At his news conference, Smith highlighted a report from the U.S. Chamber of Commerce warning South Carolina would be the third hardest-hit state by retaliatory tariffs.
Smith also mocked McMaster’s relationship with Trump.
The first statewide elected official to endorse Trump’s 2016 presidential bid, McMaster often touts that close relationship. But, Smith asked rhetorically, “What has Henry McMaster’s close relationship with the president gotten us?”
McMaster campaign spokeswoman Caroline Anderegg pointed to $50 million in federal money secured by the state to deepen the Port of Charleston. “It’s clear the governor and the S.C. congressional delegation know how to work with this (administration) to get the best outcomes for S.C.”
Element Electronics’ closing announcement Monday has made national news.
In a letter to S.C. employment officials obtained by The State, Element wrote “the layoff and closure is a result of the new tariffs that were recently and unexpectedly imposed on many goods imported from China, including the key television components used in our assembly operations in Winnsboro.”
McMaster spokesman Brian Symmes said the governor’s office and state Commerce Department have been in constant contact with Element executives and stand ready to ask for a tariff exemption from the Trump administration. However, Symmes said Element hasn’t asked the governor — who has requested similar exemptions for others — to act.
Skeptics have suggested Element was going to close its Winnsboro plant anyway and is using Trump’s tariffs as a scapegoat.
But McMaster said Wednesday he has no reason to think Element is closing for any reason other than tariffs.
Element is trying to lobby the Trump administration for an exemption from the tariffs, Fairfield County economic development director Ty Davenport told The State, adding Fairfield County has requested McMaster’s help.
Davenport said Element had been operating on razor-thin profit margins since opening its Winnsboro assembly plant. The company’s business plan depended on obtaining a federal exemption from an existing 4.5-percent tariff on imported TV parts, he added.

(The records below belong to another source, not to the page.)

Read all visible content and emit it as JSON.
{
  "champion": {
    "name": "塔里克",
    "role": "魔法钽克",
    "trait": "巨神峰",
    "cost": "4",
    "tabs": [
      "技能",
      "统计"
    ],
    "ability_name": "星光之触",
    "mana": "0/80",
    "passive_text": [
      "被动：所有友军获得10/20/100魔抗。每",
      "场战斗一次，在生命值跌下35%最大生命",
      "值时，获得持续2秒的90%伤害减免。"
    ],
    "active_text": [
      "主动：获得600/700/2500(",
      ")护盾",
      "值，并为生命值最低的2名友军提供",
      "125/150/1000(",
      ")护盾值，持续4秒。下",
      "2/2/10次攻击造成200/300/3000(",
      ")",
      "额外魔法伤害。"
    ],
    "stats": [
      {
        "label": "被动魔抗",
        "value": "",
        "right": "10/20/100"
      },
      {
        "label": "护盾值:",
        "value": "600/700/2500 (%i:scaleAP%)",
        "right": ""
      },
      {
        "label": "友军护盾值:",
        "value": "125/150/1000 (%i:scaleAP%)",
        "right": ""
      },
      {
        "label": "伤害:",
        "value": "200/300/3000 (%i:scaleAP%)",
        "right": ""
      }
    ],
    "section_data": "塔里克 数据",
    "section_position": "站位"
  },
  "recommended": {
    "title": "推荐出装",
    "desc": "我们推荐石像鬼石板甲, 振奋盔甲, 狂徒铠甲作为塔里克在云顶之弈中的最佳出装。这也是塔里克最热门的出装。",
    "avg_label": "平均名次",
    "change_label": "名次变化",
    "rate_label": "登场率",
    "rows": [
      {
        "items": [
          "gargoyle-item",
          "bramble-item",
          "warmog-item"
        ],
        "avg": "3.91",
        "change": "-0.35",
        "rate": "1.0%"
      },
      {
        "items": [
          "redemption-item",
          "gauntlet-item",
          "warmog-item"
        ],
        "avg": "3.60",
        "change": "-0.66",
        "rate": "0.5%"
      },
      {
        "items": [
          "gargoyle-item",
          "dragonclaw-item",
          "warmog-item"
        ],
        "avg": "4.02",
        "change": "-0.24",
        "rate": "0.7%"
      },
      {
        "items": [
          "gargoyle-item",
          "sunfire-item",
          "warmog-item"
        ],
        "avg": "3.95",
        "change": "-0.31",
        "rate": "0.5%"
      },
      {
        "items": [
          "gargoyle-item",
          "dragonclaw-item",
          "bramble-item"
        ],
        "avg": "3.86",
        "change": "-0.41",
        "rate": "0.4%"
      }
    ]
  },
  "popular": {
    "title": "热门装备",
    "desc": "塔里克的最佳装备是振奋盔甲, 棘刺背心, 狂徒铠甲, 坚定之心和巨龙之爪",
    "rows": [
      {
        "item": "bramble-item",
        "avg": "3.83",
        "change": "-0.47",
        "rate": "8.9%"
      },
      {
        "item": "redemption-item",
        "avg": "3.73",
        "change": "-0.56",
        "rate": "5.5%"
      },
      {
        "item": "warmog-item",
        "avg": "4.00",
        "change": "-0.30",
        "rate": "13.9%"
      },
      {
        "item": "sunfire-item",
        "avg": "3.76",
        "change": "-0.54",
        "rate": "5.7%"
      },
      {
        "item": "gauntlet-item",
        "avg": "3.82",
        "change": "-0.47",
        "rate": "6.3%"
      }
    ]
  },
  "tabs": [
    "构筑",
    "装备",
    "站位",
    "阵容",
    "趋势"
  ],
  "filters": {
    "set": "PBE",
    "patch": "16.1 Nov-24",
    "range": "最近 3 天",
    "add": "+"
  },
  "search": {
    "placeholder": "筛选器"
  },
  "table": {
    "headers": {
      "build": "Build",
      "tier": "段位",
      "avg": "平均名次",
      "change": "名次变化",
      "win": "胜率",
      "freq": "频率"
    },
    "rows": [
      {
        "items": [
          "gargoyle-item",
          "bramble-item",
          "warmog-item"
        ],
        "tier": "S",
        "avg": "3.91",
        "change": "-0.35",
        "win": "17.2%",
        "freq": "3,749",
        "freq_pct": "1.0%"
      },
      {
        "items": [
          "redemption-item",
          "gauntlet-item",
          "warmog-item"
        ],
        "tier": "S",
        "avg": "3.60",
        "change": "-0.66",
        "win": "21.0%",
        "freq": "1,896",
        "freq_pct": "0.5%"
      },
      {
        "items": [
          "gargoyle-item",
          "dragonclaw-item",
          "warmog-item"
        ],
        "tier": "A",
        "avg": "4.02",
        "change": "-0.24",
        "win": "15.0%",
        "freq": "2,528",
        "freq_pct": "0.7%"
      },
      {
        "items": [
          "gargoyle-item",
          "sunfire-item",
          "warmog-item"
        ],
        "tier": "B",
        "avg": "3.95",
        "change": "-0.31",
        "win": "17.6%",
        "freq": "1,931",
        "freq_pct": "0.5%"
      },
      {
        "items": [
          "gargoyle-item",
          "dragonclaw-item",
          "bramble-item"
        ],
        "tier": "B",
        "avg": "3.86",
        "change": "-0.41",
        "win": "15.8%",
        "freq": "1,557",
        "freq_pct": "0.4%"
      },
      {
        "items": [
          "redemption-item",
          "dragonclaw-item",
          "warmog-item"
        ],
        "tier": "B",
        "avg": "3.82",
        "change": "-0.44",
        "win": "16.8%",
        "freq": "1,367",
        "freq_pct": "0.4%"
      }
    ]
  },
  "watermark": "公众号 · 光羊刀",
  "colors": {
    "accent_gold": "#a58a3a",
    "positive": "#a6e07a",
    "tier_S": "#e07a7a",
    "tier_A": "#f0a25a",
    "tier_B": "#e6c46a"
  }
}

In late June, Davenport said, Element thought it would get that exemption and the Trump administration was going to impose a higher tariff on imported TVs. That would have hurt Element’s competitors and boosted its business. Based on that belief, Element began talks with Fairfield County about expanding its production, according to Davenport and Fairfield County Council Chairman Billy Smith.
Then, the proposed tariff was flipped on its head.
In July, the Trump administration said it would slap a 25-percent import tax on TV components. That wiped out Element’s profit potential and rendered its business plans infeasible, Davenport said.
In 2013, Element announced it would invest $7.5 million to open a manufacturing facility in Fairfield County, expected to create 500 new jobs. The company, which received a $1.3 million state rural infrastructure grant and tax credits for job creation, never reached that goal. It now employs 134 at its Winnsboro plant and, after this fall’s announced layoffs, will keep a skeleton crew of eight.
Lifelong Winnsboro resident Dennis Miller, 73, said he does not fault any one political party for Fairfield’s job losses but said he feels like the community has been overlooked.
“Every time we get someone to come in, something comes up and they’re blown away,” Miller said.
But he said he remains optimistic.
“People up here got a lot of faith,” Miller said. “They went through a log of struggles ... but we are going to bounce back.”
State Sen. Mike Fanning, D-Fairfield, said he was disappointed to see Smith use the county’s job losses to try to score political points “over bodies that aren’t even cold yet.”
He said McMaster has been “the single, most-ready partner” to help address Fairfield’s job losses, including holding job fairs and designating most of the county as an opportunity zone to encourage investment.
“We need to be united” to address the county’s economic woes, Fanning said. “I don’t need this childish, middle school finger pointing.”